Mustafa Kamal, who served as mayor until 2010, blamed sheer corruption and the gross incompetence of his political rivals, citing kickbacks on waste disposal contracts and even the diesel used to run the garbage trucks.
But current mayor Waseem Akhtar, elected in 2016, complains he has no money and no power, his authority taken away by the provincial government, which in turn has now brought in Chinese contractors to manage garbage disposal in at least two of the city’s five districts.
The government would pay the Chinese firm Rs2 billion ($20 million) each year, which, the officials claimed, was the least costly option by international standards, a report in the Dawn newspaper said.
Akhtar says local contractors can do the same work for lesser cost than being paid to the foreign contractor – and it beats localization also.
According to Mr. Amil Usmani, representative of Jeddah-based Urdu News daily paper, who recently interviewed Mayor Akhtar, said there was anywhere between 12 to 16 million tons of garbage in the city and sixty percent still remains in the neighborhoods and their alleys and streets. “It will take some time for Karachi’s problems to be solved,” the mayor told Mr. Usmani.
Many believe the real fix can only come if authorities and citizens address the root of the problem: rampant consumption and waste by millions of residents in a city where there is no recycling, no attempt to curb the use of plastic and no one willing to take responsibility for cleaning up.
Admittedly, the provincial government needs to deliver, but for that, they also need Karachi’s help.
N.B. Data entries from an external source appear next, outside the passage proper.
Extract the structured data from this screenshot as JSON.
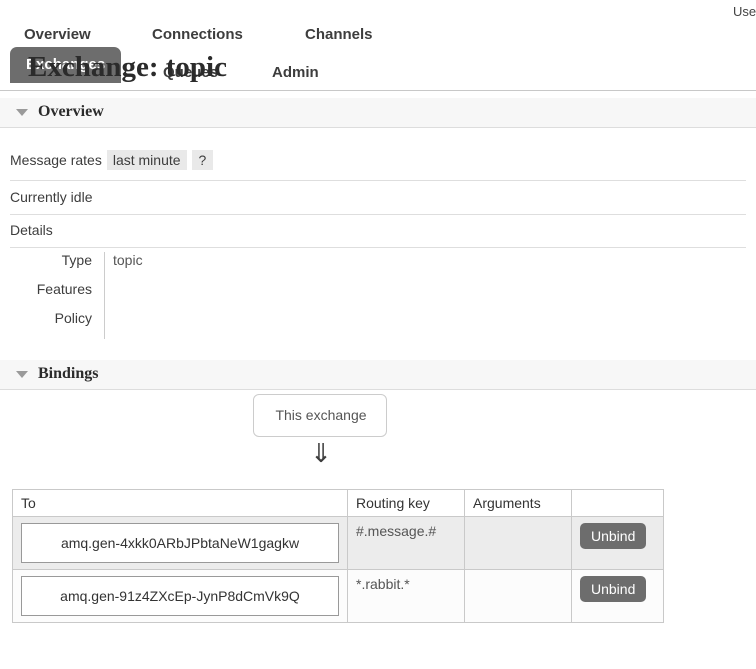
{
  "header": {
    "user_label": "Use",
    "page_title": "Exchange: topic"
  },
  "nav": {
    "primary": [
      {
        "label": "Overview",
        "active": false
      },
      {
        "label": "Connections",
        "active": false
      },
      {
        "label": "Channels",
        "active": false
      }
    ],
    "secondary": [
      {
        "label": "Exchanges",
        "active": true
      },
      {
        "label": "Queues",
        "active": false
      },
      {
        "label": "Admin",
        "active": false
      }
    ]
  },
  "sections": {
    "overview": {
      "title": "Overview",
      "message_rates_label": "Message rates",
      "message_rates_period": "last minute",
      "help_label": "?",
      "status": "Currently idle",
      "details_label": "Details",
      "details": [
        {
          "key": "Type",
          "value": "topic"
        },
        {
          "key": "Features",
          "value": ""
        },
        {
          "key": "Policy",
          "value": ""
        }
      ]
    },
    "bindings": {
      "title": "Bindings",
      "exchange_box_label": "This exchange",
      "arrow_glyph": "⇓",
      "columns": [
        "To",
        "Routing key",
        "Arguments",
        ""
      ],
      "rows": [
        {
          "to": "amq.gen-4xkk0ARbJPbtaNeW1gagkw",
          "routing_key": "#.message.#",
          "arguments": "",
          "action": "Unbind"
        },
        {
          "to": "amq.gen-91z4ZXcEp-JynP8dCmVk9Q",
          "routing_key": "*.rabbit.*",
          "arguments": "",
          "action": "Unbind"
        }
      ]
    }
  },
  "colors": {
    "active_tab": "#6d6d6d",
    "chip_bg": "#e9e9e9",
    "section_band": "#f7f7f7",
    "row_shade": "#ececec",
    "button_bg": "#6d6d6d"
  }
}
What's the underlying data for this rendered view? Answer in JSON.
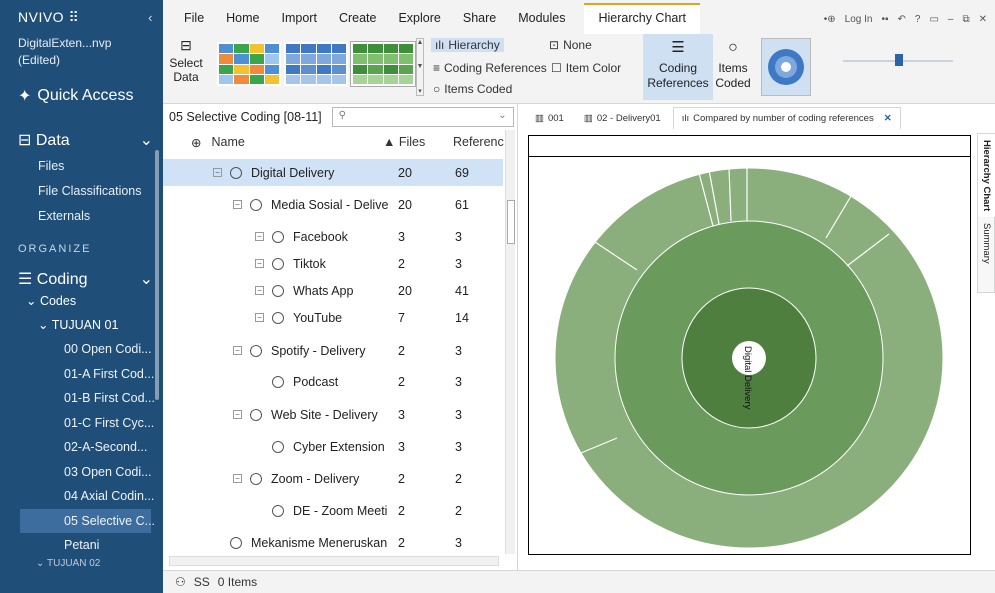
{
  "sidebar": {
    "brand": "NVIVO",
    "brand_mark": "⠿",
    "project": "DigitalExten...nvp",
    "project_state": "(Edited)",
    "quick_access": "Quick Access",
    "data": "Data",
    "data_items": [
      "Files",
      "File Classifications",
      "Externals"
    ],
    "organize": "ORGANIZE",
    "coding": "Coding",
    "codes": "Codes",
    "tujuan": "TUJUAN 01",
    "nodes": [
      "00 Open Codi...",
      "01-A First Cod...",
      "01-B First Cod...",
      "01-C First Cyc...",
      "02-A-Second...",
      "03 Open Codi...",
      "04 Axial Codin...",
      "05 Selective C...",
      "Petani"
    ],
    "next": "TUJUAN 02"
  },
  "ribbon": {
    "tabs": [
      "File",
      "Home",
      "Import",
      "Create",
      "Explore",
      "Share",
      "Modules"
    ],
    "active_tab": "Hierarchy Chart",
    "login": "Log In",
    "select_data": [
      "Select",
      "Data"
    ],
    "hierarchy": "Hierarchy",
    "coding_references": "Coding References",
    "items_coded": "Items Coded",
    "none": "None",
    "item_color": "Item Color",
    "btn_coding_refs": [
      "Coding",
      "References"
    ],
    "btn_items_coded": [
      "Items",
      "Coded"
    ]
  },
  "node_pane": {
    "title": "05 Selective Coding [08-11]",
    "col_name": "Name",
    "col_files": "Files",
    "col_refs": "Referenc",
    "rows": [
      {
        "name": "Digital Delivery",
        "files": "20",
        "refs": "69"
      },
      {
        "name": "Media Sosial - Delive",
        "files": "20",
        "refs": "61"
      },
      {
        "name": "Facebook",
        "files": "3",
        "refs": "3"
      },
      {
        "name": "Tiktok",
        "files": "2",
        "refs": "3"
      },
      {
        "name": "Whats App",
        "files": "20",
        "refs": "41"
      },
      {
        "name": "YouTube",
        "files": "7",
        "refs": "14"
      },
      {
        "name": "Spotify - Delivery",
        "files": "2",
        "refs": "3"
      },
      {
        "name": "Podcast",
        "files": "2",
        "refs": "3"
      },
      {
        "name": "Web Site - Delivery",
        "files": "3",
        "refs": "3"
      },
      {
        "name": "Cyber Extension",
        "files": "3",
        "refs": "3"
      },
      {
        "name": "Zoom - Delivery",
        "files": "2",
        "refs": "2"
      },
      {
        "name": "DE - Zoom Meeti",
        "files": "2",
        "refs": "2"
      },
      {
        "name": "Mekanisme Meneruskan",
        "files": "2",
        "refs": "3"
      }
    ]
  },
  "chart_tabs": [
    "001",
    "02 - Delivery01",
    "Compared by number of coding references"
  ],
  "side_tabs": [
    "Hierarchy Chart",
    "Summary"
  ],
  "chart_label": "Digital Delivery",
  "status": {
    "user": "SS",
    "items": "0 Items"
  }
}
Either the city’s residents ignore waste disposal rules or they lack the basic knowledge to keep the environment clean.
Mr. Usmani pointed out four basic reasons for the crisis: lack of civic sense of the mixed populace; lack of ownership of the city; absence of local government, and the fact that more than 50 percent of the population are economic migrants with no real stakes in the city.
Mr. Arjumand Azhar, a Karachi-based media personality says, “corruption, nepotism, misappropriation and mismanagement of funds have turned this once a beautiful city into a big garbage dump”.
Local culture must be “radically transformed”, warned KMC’s Mr. Zaman, according to AFP.
Riyadh-based IT and Training professional Abbasi has a different take on the issue. “I was in Karachi last weekend…not seen any thing as such. It’s all Indian propaganda to portray negative image of Pakistan.”
SWMB said it plans to transfer the garbage to a landfill site where it would establish a power plant to produce energy from the city’s garbage.